Is there a way to reset the keyboard settings from the Terminal since
I’m unable to login into any account?
This post on Ask Different explores different ways of dealing with this when logged into Mac OS X. But if you are logging in via the Terminal in “Recovery Mode” you would have to adjust those procedures to match acting on a different volume.
For example, while that question and answer thread points to acting on this file:
But note that
~/ refers to your user’s home directory. But when you are logging in via the Terminal in “Recovery Mode,” you are not booting into your volume or even your user—obviously—but rather you are booting into a separate partition.
So you can adjust your user’s items on the system, but you need to modify paths so you can act on the files on your core system. So when you are logged in via the Terminal in “Recovery Mode” run this command:
That will list all connected volumes associated with your machine. Now note your system’s true volume name which might be something like
Hard Disk/. With that noted, you can then find your
com.apple.HIToolbox.plist by exploring a path like this:
ls /Volumes/Hard\ Disk/Users/[username]/Library/Preferences/com.apple.HIToolbox*
Of course change
[username] to match your username.

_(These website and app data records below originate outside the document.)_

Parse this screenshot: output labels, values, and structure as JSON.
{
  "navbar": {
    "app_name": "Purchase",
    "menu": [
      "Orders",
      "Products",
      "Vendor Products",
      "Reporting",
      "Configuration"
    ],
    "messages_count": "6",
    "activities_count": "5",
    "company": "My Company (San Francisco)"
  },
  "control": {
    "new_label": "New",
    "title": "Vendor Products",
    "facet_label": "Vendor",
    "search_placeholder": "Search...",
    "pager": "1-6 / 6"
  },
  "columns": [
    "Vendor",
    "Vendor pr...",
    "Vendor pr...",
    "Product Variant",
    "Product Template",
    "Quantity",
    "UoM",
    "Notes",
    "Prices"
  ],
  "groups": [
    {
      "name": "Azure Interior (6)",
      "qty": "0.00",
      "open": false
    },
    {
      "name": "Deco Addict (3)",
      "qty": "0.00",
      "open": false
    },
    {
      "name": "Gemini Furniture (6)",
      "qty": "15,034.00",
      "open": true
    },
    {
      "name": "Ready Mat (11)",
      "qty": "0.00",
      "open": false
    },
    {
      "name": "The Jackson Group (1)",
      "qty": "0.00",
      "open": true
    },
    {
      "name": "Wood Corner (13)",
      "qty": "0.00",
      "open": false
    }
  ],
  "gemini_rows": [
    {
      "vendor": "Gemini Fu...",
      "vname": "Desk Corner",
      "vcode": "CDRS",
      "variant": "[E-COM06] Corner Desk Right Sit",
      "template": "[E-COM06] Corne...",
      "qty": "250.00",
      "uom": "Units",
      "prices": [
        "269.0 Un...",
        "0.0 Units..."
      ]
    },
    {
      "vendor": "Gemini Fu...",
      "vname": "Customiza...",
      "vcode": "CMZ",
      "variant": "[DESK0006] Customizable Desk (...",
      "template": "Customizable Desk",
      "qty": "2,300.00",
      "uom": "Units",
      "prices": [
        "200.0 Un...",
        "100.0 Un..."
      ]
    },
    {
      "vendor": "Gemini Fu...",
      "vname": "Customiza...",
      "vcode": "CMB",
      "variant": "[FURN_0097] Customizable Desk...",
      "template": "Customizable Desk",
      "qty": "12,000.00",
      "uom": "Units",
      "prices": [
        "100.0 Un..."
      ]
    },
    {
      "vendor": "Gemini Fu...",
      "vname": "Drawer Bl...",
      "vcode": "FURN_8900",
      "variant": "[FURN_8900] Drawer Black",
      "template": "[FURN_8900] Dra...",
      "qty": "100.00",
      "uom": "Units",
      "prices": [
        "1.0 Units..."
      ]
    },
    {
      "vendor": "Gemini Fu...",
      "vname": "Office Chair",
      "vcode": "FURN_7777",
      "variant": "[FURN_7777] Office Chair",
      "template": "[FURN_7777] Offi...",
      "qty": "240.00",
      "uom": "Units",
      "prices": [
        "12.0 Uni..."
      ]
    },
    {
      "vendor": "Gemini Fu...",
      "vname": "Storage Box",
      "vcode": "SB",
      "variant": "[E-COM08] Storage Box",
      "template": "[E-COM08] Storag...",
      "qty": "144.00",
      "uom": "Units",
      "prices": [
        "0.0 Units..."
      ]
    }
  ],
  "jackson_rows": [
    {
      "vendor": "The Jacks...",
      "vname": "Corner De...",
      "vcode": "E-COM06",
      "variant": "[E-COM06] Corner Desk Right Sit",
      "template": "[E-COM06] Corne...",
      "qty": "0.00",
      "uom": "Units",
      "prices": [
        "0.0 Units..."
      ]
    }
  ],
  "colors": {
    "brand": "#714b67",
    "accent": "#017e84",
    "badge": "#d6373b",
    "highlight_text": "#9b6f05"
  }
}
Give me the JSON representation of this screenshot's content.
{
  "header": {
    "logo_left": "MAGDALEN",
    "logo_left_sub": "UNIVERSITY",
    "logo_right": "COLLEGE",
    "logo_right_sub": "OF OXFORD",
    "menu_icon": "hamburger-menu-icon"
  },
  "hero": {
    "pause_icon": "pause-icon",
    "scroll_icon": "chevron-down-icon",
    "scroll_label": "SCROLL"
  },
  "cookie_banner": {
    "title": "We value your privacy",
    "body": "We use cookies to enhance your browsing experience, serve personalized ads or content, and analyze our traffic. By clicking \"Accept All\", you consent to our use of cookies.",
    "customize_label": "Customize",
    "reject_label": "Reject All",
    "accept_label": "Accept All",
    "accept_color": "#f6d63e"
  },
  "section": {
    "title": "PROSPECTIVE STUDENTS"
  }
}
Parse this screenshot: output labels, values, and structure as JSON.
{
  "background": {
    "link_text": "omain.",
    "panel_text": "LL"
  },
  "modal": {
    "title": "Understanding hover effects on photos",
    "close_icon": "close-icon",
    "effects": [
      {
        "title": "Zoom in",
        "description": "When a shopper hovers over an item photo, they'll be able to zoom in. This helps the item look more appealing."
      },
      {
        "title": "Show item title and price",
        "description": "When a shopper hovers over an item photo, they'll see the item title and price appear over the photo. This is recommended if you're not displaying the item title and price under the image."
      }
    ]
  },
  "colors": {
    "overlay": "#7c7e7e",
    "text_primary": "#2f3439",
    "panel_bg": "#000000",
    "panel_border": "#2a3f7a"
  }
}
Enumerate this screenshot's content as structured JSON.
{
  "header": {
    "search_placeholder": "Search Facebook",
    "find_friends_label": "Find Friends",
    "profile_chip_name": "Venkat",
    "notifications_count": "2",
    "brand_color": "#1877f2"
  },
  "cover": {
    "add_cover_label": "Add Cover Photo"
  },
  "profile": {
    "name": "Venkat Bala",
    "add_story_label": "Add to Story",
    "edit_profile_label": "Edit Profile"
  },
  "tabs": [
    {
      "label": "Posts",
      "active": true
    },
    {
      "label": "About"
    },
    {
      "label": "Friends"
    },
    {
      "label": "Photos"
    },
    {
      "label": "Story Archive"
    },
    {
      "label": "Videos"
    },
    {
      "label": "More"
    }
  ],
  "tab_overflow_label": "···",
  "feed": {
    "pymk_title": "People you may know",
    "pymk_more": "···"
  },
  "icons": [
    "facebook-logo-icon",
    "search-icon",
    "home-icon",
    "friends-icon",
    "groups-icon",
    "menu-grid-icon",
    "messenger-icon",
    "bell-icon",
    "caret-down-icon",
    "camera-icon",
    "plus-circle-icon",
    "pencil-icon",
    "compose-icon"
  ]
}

So if it were just
josh then the
ls command would be:
ls /Volumes/Hard\ Disk/Users/josh/Library/Preferences/com.apple.HIToolbox*
Once you know what file you would be acting on, I would recommend a brute force renaming of that file—rather than editing—to force the system to regenerate the
com.apple.HIToolbox.plist. I would proceed like this by first going into that directory:
cd /Volumes/Hard\ Disk/Users/josh/Library/Preferences/
Then renaming the file like this:
mv com.apple.HIToolbox.plist com.apple.HIToolbox.plist.old
The act of simply naming the file
com.apple.HIToolbox.plist.old will make it effectively unknown to the system. So a new
com.apple.HIToolbox.plist should be regenerated. And by simply renaming it—instead of just deleting it—you have a backup just in case something breaks.
Now all that said, I am not 100% sure dealing with
com.apple.HIToolbox.plist would solve the issue. But at leas you now know that when you are using the Terminal in “Recovery Mode” you need to explicitly navigate to the file system of the main OS install to do any tweaks and adjustments.